This post is a little more technical than most. I’ve included a glossary below should you like more information about a term.
What does it cost to perform a check engine light diagnosis? Repairpal says between $88-111.
What does it cost to skip a diagnosis? It could be a lot.
Let’s give an example: if the check engine light on your 2008 Mini Cooper comes on and you’re a do-it-yourselfer, you immediately grab your trusty scan tool, or you head to your local parts store. The diagnostic trouble code you find stored in the ECU is P0420 which is the universal code for catalyst inefficiency (bank 1 if the engine has two banks). This means the catalytic converter is not reducing emissions the way that it’s designed to do.
What’s a catalytic converter cost? Well, almost $1100 for a genuine one on FCPEuro.com and installation can cost up to $1700 if you decide not to do it yourself. Even an aftermarket part will cost several hundred dollars. If you’re an experienced shade tree mechanic, you’ll want to verify your diagnosis by examining the exhaust. You don’t hear any leaks and the wiring on the oxygen sensors looks ok. So, you go ahead and replace the catalytic converter. But did you really think of everything?

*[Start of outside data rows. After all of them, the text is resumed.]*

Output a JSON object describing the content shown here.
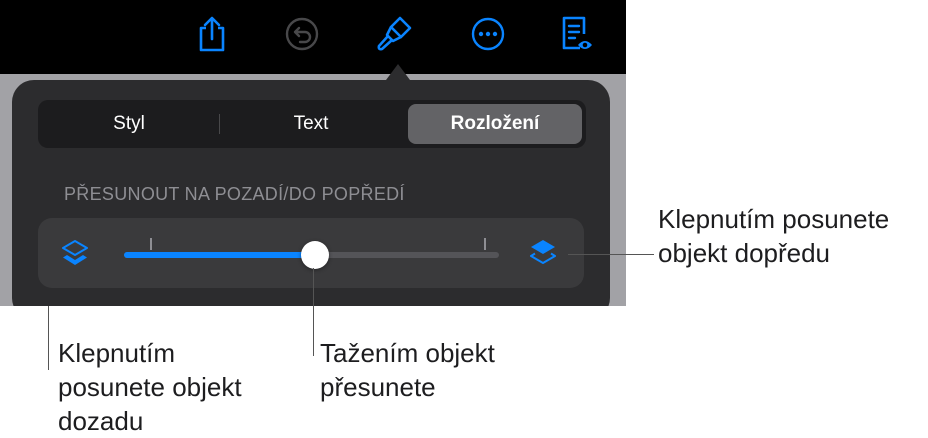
{
  "toolbar": {
    "icons": [
      "share-icon",
      "undo-icon",
      "format-brush-icon",
      "more-icon",
      "reading-view-icon"
    ],
    "accent_color": "#0a84ff",
    "disabled_color": "#48484a"
  },
  "popover": {
    "tabs": [
      {
        "label": "Styl",
        "active": false
      },
      {
        "label": "Text",
        "active": false
      },
      {
        "label": "Rozložení",
        "active": true
      }
    ],
    "section_label": "PŘESUNOUT NA POZADÍ/DO POPŘEDÍ",
    "slider": {
      "value_fraction": 0.51
    }
  },
  "callouts": {
    "right": [
      "Klepnutím posunete",
      "objekt dopředu"
    ],
    "middle": [
      "Tažením objekt",
      "přesunete"
    ],
    "left": [
      "Klepnutím",
      "posunete objekt",
      "dozadu"
    ]
  }
}
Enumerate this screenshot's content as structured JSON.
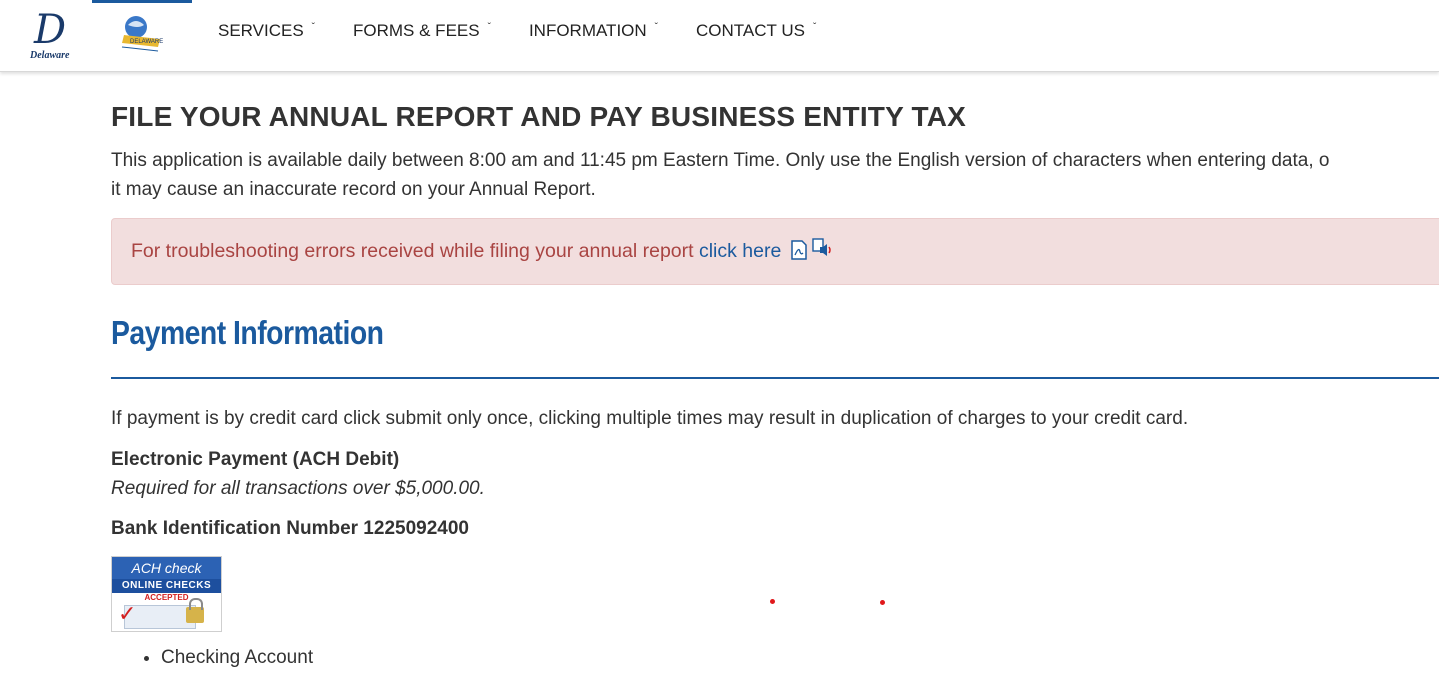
{
  "header": {
    "logo_caption": "Delaware",
    "seal_text": "DELAWARE",
    "nav": [
      {
        "label": "SERVICES"
      },
      {
        "label": "FORMS & FEES"
      },
      {
        "label": "INFORMATION"
      },
      {
        "label": "CONTACT US"
      }
    ]
  },
  "main": {
    "title": "FILE YOUR ANNUAL REPORT AND PAY BUSINESS ENTITY TAX",
    "intro_line1": "This application is available daily between 8:00 am and 11:45 pm Eastern Time. Only use the English version of characters when entering data, o",
    "intro_line2": "it may cause an inaccurate record on your Annual Report.",
    "alert": {
      "text": "For troubleshooting errors received while filing your annual report ",
      "link": "click here"
    },
    "section_title": "Payment Information",
    "notice": "If payment is by credit card click submit only once, clicking multiple times may result in duplication of charges to your credit card.",
    "ach_title": "Electronic Payment (ACH Debit)",
    "ach_note": "Required for all transactions over $5,000.00.",
    "bank_id": "Bank Identification Number 1225092400",
    "ach_image": {
      "top": "ACH check",
      "mid": "ONLINE CHECKS",
      "accepted": "ACCEPTED"
    },
    "accounts": [
      "Checking Account"
    ]
  },
  "colors": {
    "brand_blue": "#1b5a9e",
    "alert_bg": "#f2dede",
    "alert_text": "#a94442",
    "marker_red": "#e0181b"
  }
}
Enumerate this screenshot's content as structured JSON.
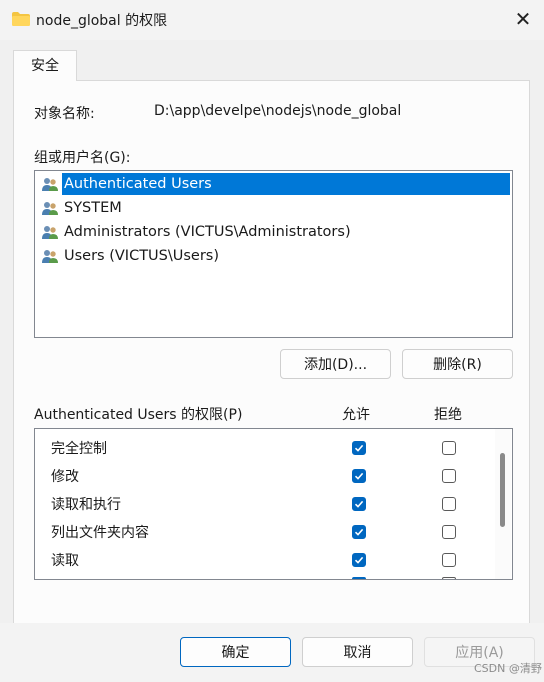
{
  "window": {
    "title": "node_global 的权限",
    "close_glyph": "✕"
  },
  "tabs": [
    {
      "label": "安全",
      "active": true
    }
  ],
  "object": {
    "label": "对象名称:",
    "value": "D:\\app\\develpe\\nodejs\\node_global"
  },
  "groups": {
    "label": "组或用户名(G):",
    "items": [
      {
        "label": "Authenticated Users",
        "selected": true,
        "icon": "users-icon"
      },
      {
        "label": "SYSTEM",
        "selected": false,
        "icon": "users-icon"
      },
      {
        "label": "Administrators (VICTUS\\Administrators)",
        "selected": false,
        "icon": "users-icon"
      },
      {
        "label": "Users (VICTUS\\Users)",
        "selected": false,
        "icon": "users-icon"
      }
    ],
    "add_button": "添加(D)...",
    "remove_button": "删除(R)"
  },
  "permissions": {
    "title": "Authenticated Users 的权限(P)",
    "allow_header": "允许",
    "deny_header": "拒绝",
    "rows": [
      {
        "name": "完全控制",
        "allow": true,
        "deny": false
      },
      {
        "name": "修改",
        "allow": true,
        "deny": false
      },
      {
        "name": "读取和执行",
        "allow": true,
        "deny": false
      },
      {
        "name": "列出文件夹内容",
        "allow": true,
        "deny": false
      },
      {
        "name": "读取",
        "allow": true,
        "deny": false
      }
    ]
  },
  "footer": {
    "ok": "确定",
    "cancel": "取消",
    "apply": "应用(A)"
  },
  "watermark": "CSDN @清野",
  "colors": {
    "accent": "#0067c0",
    "selection": "#0078d7"
  }
}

Did you know that an engine coolant temperature sensor can be to blame for a P0420 code? But why? This sensor is nowhere near the catalytic converter or even the exhaust for that matter.
Vehicles are designed to inject more fuel into an engine when the vehicle is starting cold. If the ECU thinks it’s cold even when the engine is not, the catalytic converter could be overwhelmed by unburned fuel which causes the oxygen sensor to think it’s performing below its threshold efficiency.
This is a rare scenario occurring in probably 5% of cases or less. But do you want to be one of the 5% it happens to? The reason that parts stores can get away with recommending parts for a specific code is that they’re right 60-75% of the time. Why waste time and money replacing unnecessary parts?
The following are some unusual diagnoses for their symptoms. Hopefully it’s interesting to you.
Battery going dead -- Radio has internal short
Car has trouble starting -- Mouse nest inside air filter box or exhaust
Air blowing but no heat -- Conductive engine coolant causing pinhole leaks
Car dies but has fuel, spark, and compression -- Stale gas
Headlights intermittently switch off -- Failing parking brake switch
Engine keeps running after shutoff -- Cracked fuel pump
ECU: sometimes synonymous with PCM or ECM. Computer or control unit that adjusts engine running conditions
Bank: a row of pistons. E.g. a V6 engine has two banks but an I6 or straight-6 engine has one bank.
Catalytic Converter: a housing in your exhaust that looks like a muffler but is designed to reduce emissions. It “catalyzes” the process that breaks down harmful emissions into harmless ones.
Oxygen Sensor: a sensor mounted in your exhaust system that measures ratio between fuel byproducts and air.